EXERCISE GOAL:
Apart from the pictures, every entry below must be given again exactly.

INFORMATION PROVIDED:
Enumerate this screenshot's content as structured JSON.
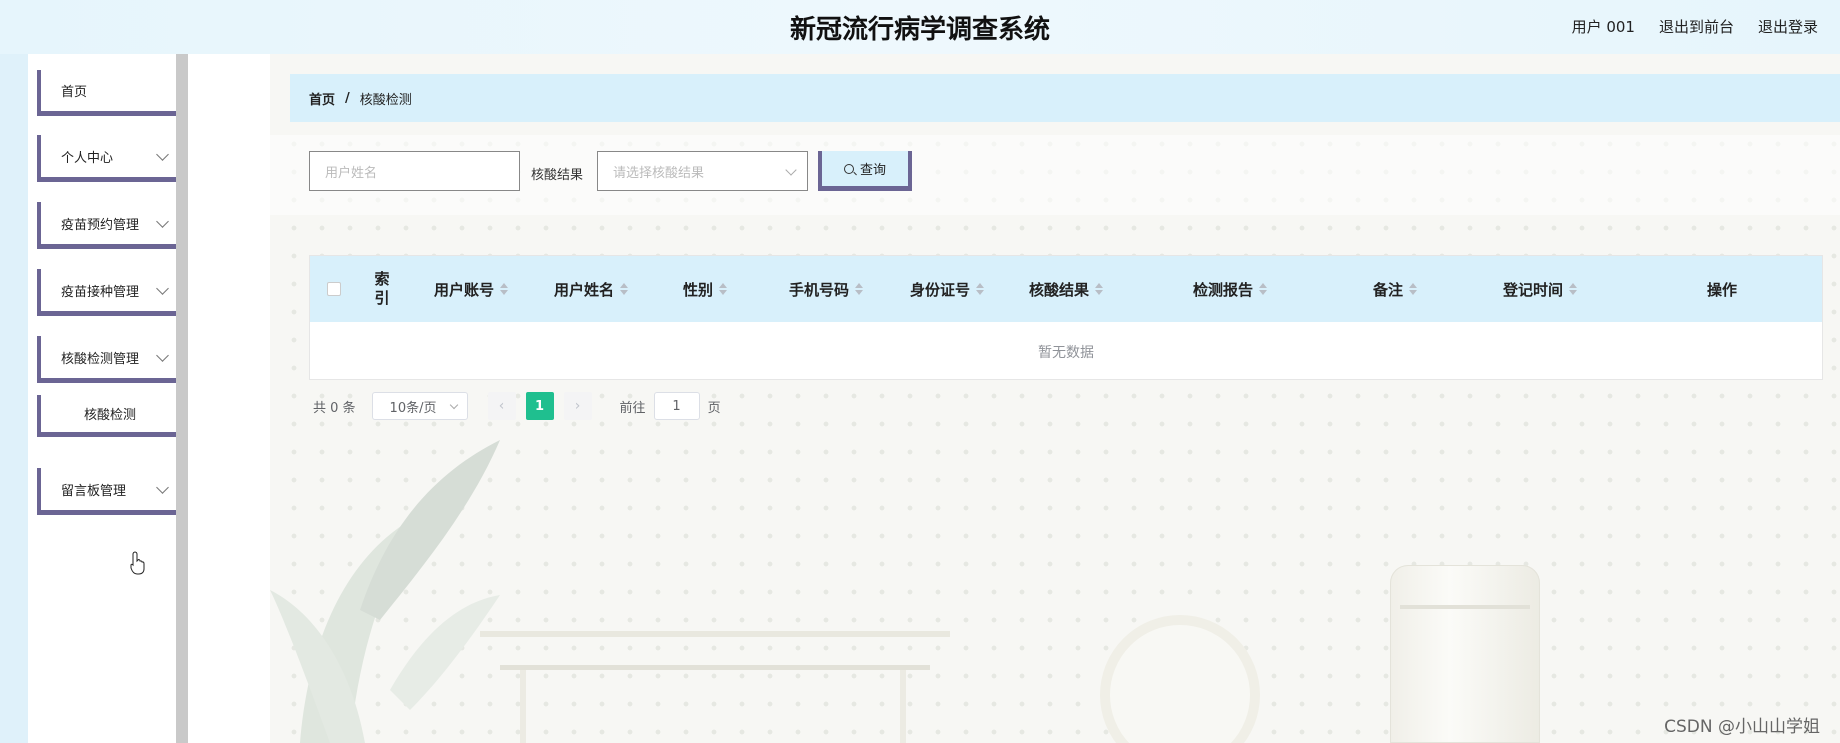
{
  "header": {
    "title": "新冠流行病学调查系统",
    "user": "用户 001",
    "back_to_front": "退出到前台",
    "logout": "退出登录"
  },
  "sidebar": {
    "items": [
      {
        "label": "首页"
      },
      {
        "label": "个人中心"
      },
      {
        "label": "疫苗预约管理"
      },
      {
        "label": "疫苗接种管理"
      },
      {
        "label": "核酸检测管理"
      },
      {
        "label": "核酸检测"
      },
      {
        "label": "留言板管理"
      }
    ]
  },
  "breadcrumb": {
    "home": "首页",
    "separator": "/",
    "current": "核酸检测"
  },
  "search": {
    "name_placeholder": "用户姓名",
    "result_label": "核酸结果",
    "result_placeholder": "请选择核酸结果",
    "query_label": "查询"
  },
  "table": {
    "columns": [
      "索\n引",
      "用户账号",
      "用户姓名",
      "性别",
      "手机号码",
      "身份证号",
      "核酸结果",
      "检测报告",
      "备注",
      "登记时间",
      "操作"
    ],
    "empty_text": "暂无数据"
  },
  "pagination": {
    "total": "共 0 条",
    "page_size": "10条/页",
    "prev": "‹",
    "current_page": "1",
    "next": "›",
    "goto_label": "前往",
    "goto_value": "1",
    "page_unit": "页"
  },
  "watermark": "CSDN @小山山学姐",
  "colors": {
    "accent_border": "#6b6594",
    "header_bg": "#d8f0fb",
    "active_page": "#1fbf8f"
  }
}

WRITTEN ANSWER:
Enumerate this screenshot's content as structured JSON.
{
  "header": {
    "title": "新冠流行病学调查系统",
    "user": "用户 001",
    "back_to_front": "退出到前台",
    "logout": "退出登录"
  },
  "sidebar": {
    "items": [
      {
        "label": "首页"
      },
      {
        "label": "个人中心"
      },
      {
        "label": "疫苗预约管理"
      },
      {
        "label": "疫苗接种管理"
      },
      {
        "label": "核酸检测管理"
      },
      {
        "label": "核酸检测"
      },
      {
        "label": "留言板管理"
      }
    ]
  },
  "breadcrumb": {
    "home": "首页",
    "separator": "/",
    "current": "核酸检测"
  },
  "search": {
    "name_placeholder": "用户姓名",
    "result_label": "核酸结果",
    "result_placeholder": "请选择核酸结果",
    "query_label": "查询"
  },
  "table": {
    "columns": [
      "索\n引",
      "用户账号",
      "用户姓名",
      "性别",
      "手机号码",
      "身份证号",
      "核酸结果",
      "检测报告",
      "备注",
      "登记时间",
      "操作"
    ],
    "empty_text": "暂无数据"
  },
  "pagination": {
    "total": "共 0 条",
    "page_size": "10条/页",
    "prev": "‹",
    "current_page": "1",
    "next": "›",
    "goto_label": "前往",
    "goto_value": "1",
    "page_unit": "页"
  },
  "watermark": "CSDN @小山山学姐",
  "colors": {
    "accent_border": "#6b6594",
    "header_bg": "#d8f0fb",
    "active_page": "#1fbf8f"
  }
}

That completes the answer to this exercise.